The Deputy Pensions Ombudsman has upheld a complaint by the partner of a deceased member in relation to the distribution of a lump sum death benefit held on discretionary trusts.
The scheme rules provided for the lump sum to be paid to such of the member's "Relatives" or "Dependants" as the Employer determined. "Dependant" was broadly defined under the scheme rules. It included not only any person whom the member had supported or with whom the member had resided, but also any person named on an expression of wish form. The member's partner had not lived with the member, nor had she produced evidence of being financially supported by him. However, the member had named his partner on an expression of wish form.
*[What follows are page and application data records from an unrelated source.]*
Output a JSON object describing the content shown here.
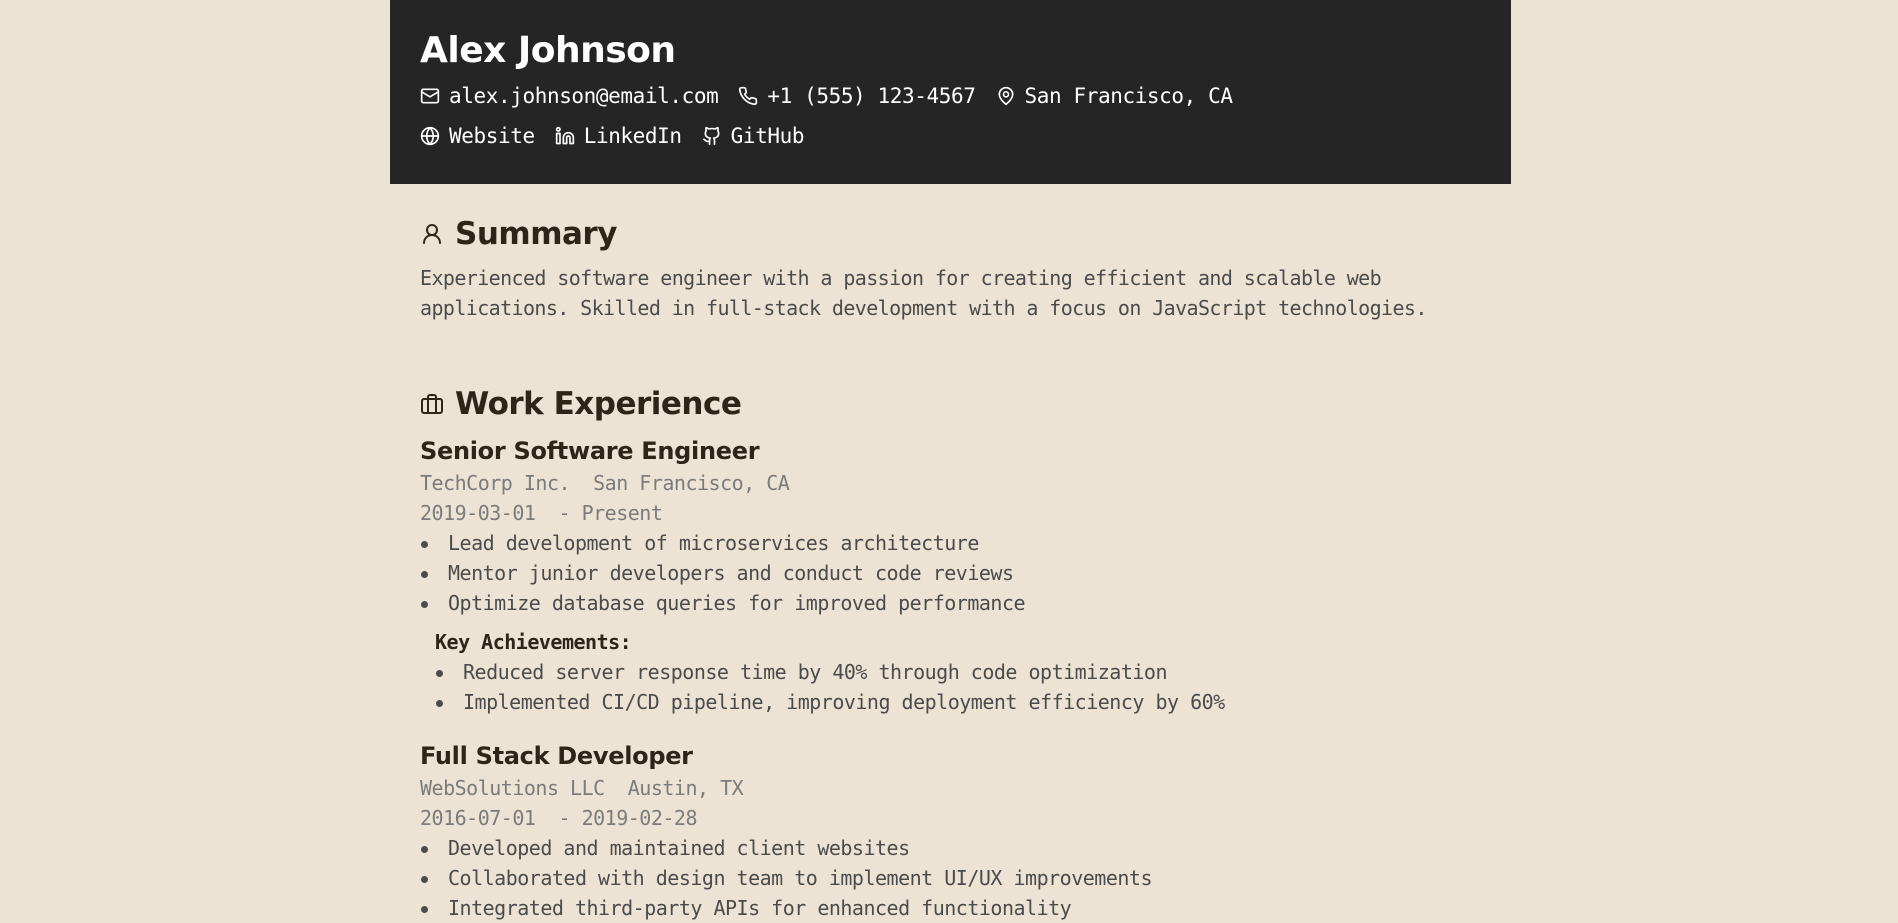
{
  "header": {
    "name": "Alex Johnson",
    "email": "alex.johnson@email.com",
    "phone": "+1 (555) 123-4567",
    "location": "San Francisco, CA",
    "links": {
      "website": "Website",
      "linkedin": "LinkedIn",
      "github": "GitHub"
    }
  },
  "summary": {
    "title": "Summary",
    "text": "Experienced software engineer with a passion for creating efficient and scalable web applications. Skilled in full-stack development with a focus on JavaScript technologies."
  },
  "experience": {
    "title": "Work Experience",
    "jobs": [
      {
        "title": "Senior Software Engineer",
        "company": "TechCorp Inc.",
        "location": "San Francisco, CA",
        "start": "2019-03-01",
        "end": "- Present",
        "bullets": [
          "Lead development of microservices architecture",
          "Mentor junior developers and conduct code reviews",
          "Optimize database queries for improved performance"
        ],
        "achievements_title": "Key Achievements:",
        "achievements": [
          "Reduced server response time by 40% through code optimization",
          "Implemented CI/CD pipeline, improving deployment efficiency by 60%"
        ]
      },
      {
        "title": "Full Stack Developer",
        "company": "WebSolutions LLC",
        "location": "Austin, TX",
        "start": "2016-07-01",
        "end": "- 2019-02-28",
        "bullets": [
          "Developed and maintained client websites",
          "Collaborated with design team to implement UI/UX improvements",
          "Integrated third-party APIs for enhanced functionality"
        ]
      }
    ]
  },
  "colors": {
    "background": "#ede3d5",
    "header_background": "#252525",
    "heading": "#2f2418",
    "body_text": "#4b4b4b",
    "muted_text": "#7b7b7b"
  },
  "icons": {
    "email": "mail-icon",
    "phone": "phone-icon",
    "location": "map-pin-icon",
    "website": "globe-icon",
    "linkedin": "linkedin-icon",
    "github": "github-icon",
    "summary": "user-icon",
    "experience": "briefcase-icon"
  }
}
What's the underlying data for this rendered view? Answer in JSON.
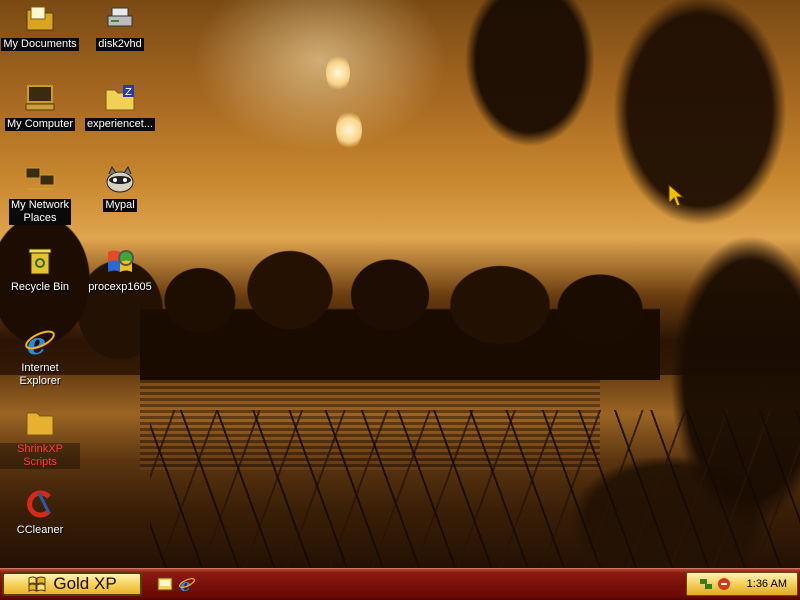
{
  "desktop": {
    "icons": [
      {
        "label": "My Documents",
        "icon": "folder-icon"
      },
      {
        "label": "disk2vhd",
        "icon": "drive-icon"
      },
      {
        "label": "My Computer",
        "icon": "computer-icon"
      },
      {
        "label": "experiencet...",
        "icon": "zip-folder-icon"
      },
      {
        "label": "My Network\nPlaces",
        "icon": "network-icon"
      },
      {
        "label": "Mypal",
        "icon": "raccoon-icon"
      },
      {
        "label": "Recycle Bin",
        "icon": "recycle-bin-icon"
      },
      {
        "label": "procexp1605",
        "icon": "process-explorer-icon"
      },
      {
        "label": "Internet\nExplorer",
        "icon": "ie-icon"
      },
      {
        "label": "ShrinkXP Scripts",
        "icon": "folder-icon"
      },
      {
        "label": "CCleaner",
        "icon": "ccleaner-icon"
      }
    ]
  },
  "taskbar": {
    "start_label": "Gold XP",
    "quick_launch": [
      "show-desktop-icon",
      "ie-icon"
    ],
    "tray_icons": [
      "network-tray-icon",
      "security-tray-icon"
    ],
    "clock": "1:36 AM"
  },
  "colors": {
    "taskbar": "#7a100a",
    "start_button": "#f7d565",
    "shrink_label": "#ff3a3a"
  }
}
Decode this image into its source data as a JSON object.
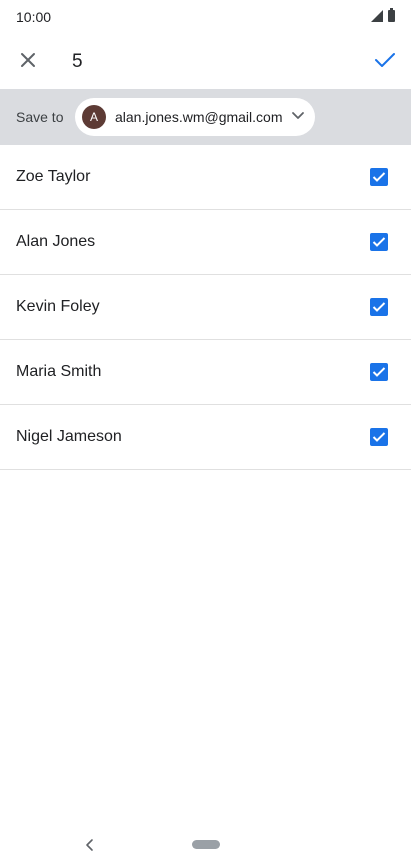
{
  "status_bar": {
    "time": "10:00"
  },
  "top_bar": {
    "selected_count": "5"
  },
  "save_bar": {
    "label": "Save to",
    "account_initial": "A",
    "account_email": "alan.jones.wm@gmail.com"
  },
  "contacts": [
    {
      "name": "Zoe Taylor",
      "checked": true
    },
    {
      "name": "Alan Jones",
      "checked": true
    },
    {
      "name": "Kevin Foley",
      "checked": true
    },
    {
      "name": "Maria Smith",
      "checked": true
    },
    {
      "name": "Nigel Jameson",
      "checked": true
    }
  ],
  "colors": {
    "accent": "#1a73e8",
    "save_bar_bg": "#dadce0",
    "avatar_bg": "#5d3b35"
  }
}
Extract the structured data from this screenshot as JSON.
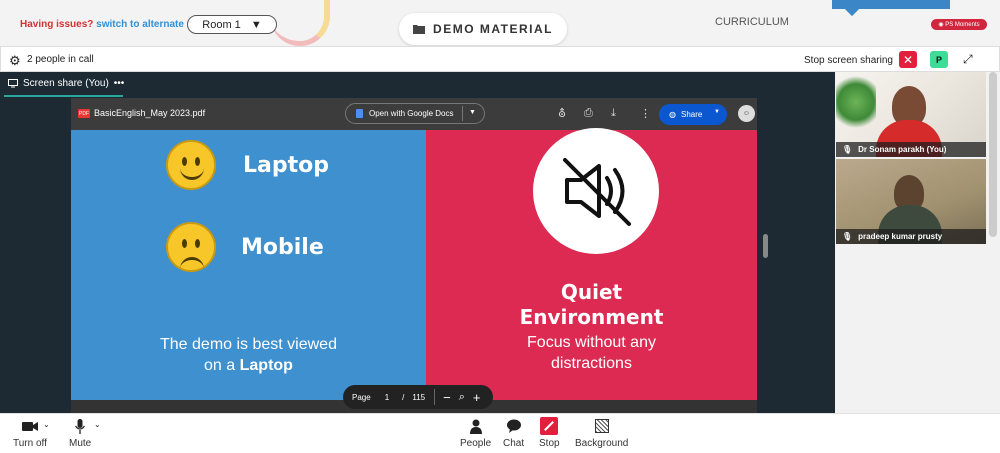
{
  "topbar": {
    "issues_text": "Having issues?",
    "alternate_link": "switch to alternate room",
    "room_select": "Room 1",
    "demo_tab": "DEMO MATERIAL",
    "curriculum": "CURRICULUM",
    "ps_moments": "PS Moments"
  },
  "callbar": {
    "people_count": "2 people in call",
    "stop_sharing": "Stop screen sharing",
    "participant_initial": "P"
  },
  "main": {
    "tab_label": "Screen share (You)",
    "tab_menu": "•••"
  },
  "pdf": {
    "filename": "BasicEnglish_May 2023.pdf",
    "open_with": "Open with Google Docs",
    "share": "Share",
    "page_label": "Page",
    "page_current": "1",
    "page_separator": "/",
    "page_total": "115"
  },
  "slide": {
    "laptop": "Laptop",
    "mobile": "Mobile",
    "demo_line1": "The demo is best viewed",
    "demo_line2_prefix": "on a ",
    "demo_line2_bold": "Laptop",
    "quiet_line1": "Quiet",
    "quiet_line2": "Environment",
    "focus_line1": "Focus without any",
    "focus_line2": "distractions"
  },
  "participants": [
    {
      "name": "Dr Sonam parakh (You)"
    },
    {
      "name": "pradeep kumar prusty"
    }
  ],
  "bottombar": {
    "turn_off": "Turn off",
    "mute": "Mute",
    "people": "People",
    "chat": "Chat",
    "stop": "Stop",
    "background": "Background"
  },
  "colors": {
    "slide_blue": "#3f90cf",
    "slide_red": "#dc2a52",
    "stop_red": "#e2203d",
    "share_blue": "#0b57d0"
  }
}
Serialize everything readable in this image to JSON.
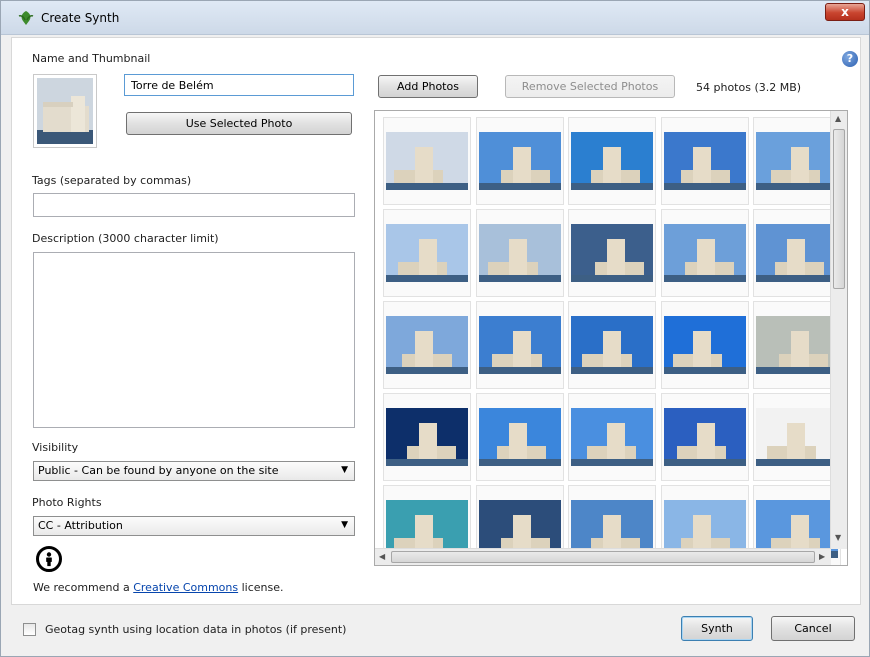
{
  "window": {
    "title": "Create Synth",
    "close_label": "x"
  },
  "left": {
    "name_thumbnail_label": "Name and Thumbnail",
    "name_value": "Torre de Belém",
    "use_selected_photo_label": "Use Selected Photo",
    "tags_label": "Tags (separated by commas)",
    "tags_value": "",
    "description_label": "Description (3000 character limit)",
    "description_value": "",
    "visibility_label": "Visibility",
    "visibility_value": "Public - Can be found by anyone on the site",
    "photo_rights_label": "Photo Rights",
    "photo_rights_value": "CC - Attribution",
    "recommend_prefix": "We recommend a ",
    "recommend_link": "Creative Commons",
    "recommend_suffix": " license."
  },
  "right": {
    "add_photos_label": "Add Photos",
    "remove_photos_label": "Remove Selected Photos",
    "photo_count": "54 photos (3.2 MB)",
    "help_label": "?"
  },
  "footer": {
    "geotag_label": "Geotag synth using location data in photos (if present)",
    "synth_label": "Synth",
    "cancel_label": "Cancel"
  },
  "icons": {
    "app": "leaf-icon",
    "help": "help-icon",
    "license": "cc-attribution-icon"
  },
  "photos": [
    {
      "sky": "#cfd9e6"
    },
    {
      "sky": "#4f8fd8"
    },
    {
      "sky": "#2b7fd0"
    },
    {
      "sky": "#3b78cc"
    },
    {
      "sky": "#6aa0dc"
    },
    {
      "sky": "#a9c6e8"
    },
    {
      "sky": "#a8c0da"
    },
    {
      "sky": "#3c5f8c"
    },
    {
      "sky": "#6d9fd9"
    },
    {
      "sky": "#5f93d3"
    },
    {
      "sky": "#7ea8db"
    },
    {
      "sky": "#3c7ed0"
    },
    {
      "sky": "#2a6fc8"
    },
    {
      "sky": "#1f6fd8"
    },
    {
      "sky": "#b9bfb8"
    },
    {
      "sky": "#0d2f6a"
    },
    {
      "sky": "#3b86dc"
    },
    {
      "sky": "#4a8fe0"
    },
    {
      "sky": "#2b5fc0"
    },
    {
      "sky": "#f2f2f2"
    },
    {
      "sky": "#3a9fb0"
    },
    {
      "sky": "#2c4d7a"
    },
    {
      "sky": "#4d86c8"
    },
    {
      "sky": "#8ab6e6"
    },
    {
      "sky": "#5a97de"
    }
  ]
}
The scheme employer and trustees had apparently proceeded on the understanding that the partner could only qualify as a Dependant under the rules if she produced some evidence of mutual dependency. At the employer's direction, the trustees paid the lump sum to the member's father.
The Deputy Ombudsman upheld the complaint made by the member's partner and ordered the scheme employer to reconsider its decision. She also awarded the complainant £500 for distress and inconvenience.
This case illustrates the importance of considering whether terms used in a trust deed and rules are defined terms, and if so, whether the definition gives words a different meaning to what would ordinarily be their natural meaning. A failure to understand the meaning of a rule dealing with the distribution of lump sum death benefits may result in a decision made under the rule being open to legal challenge.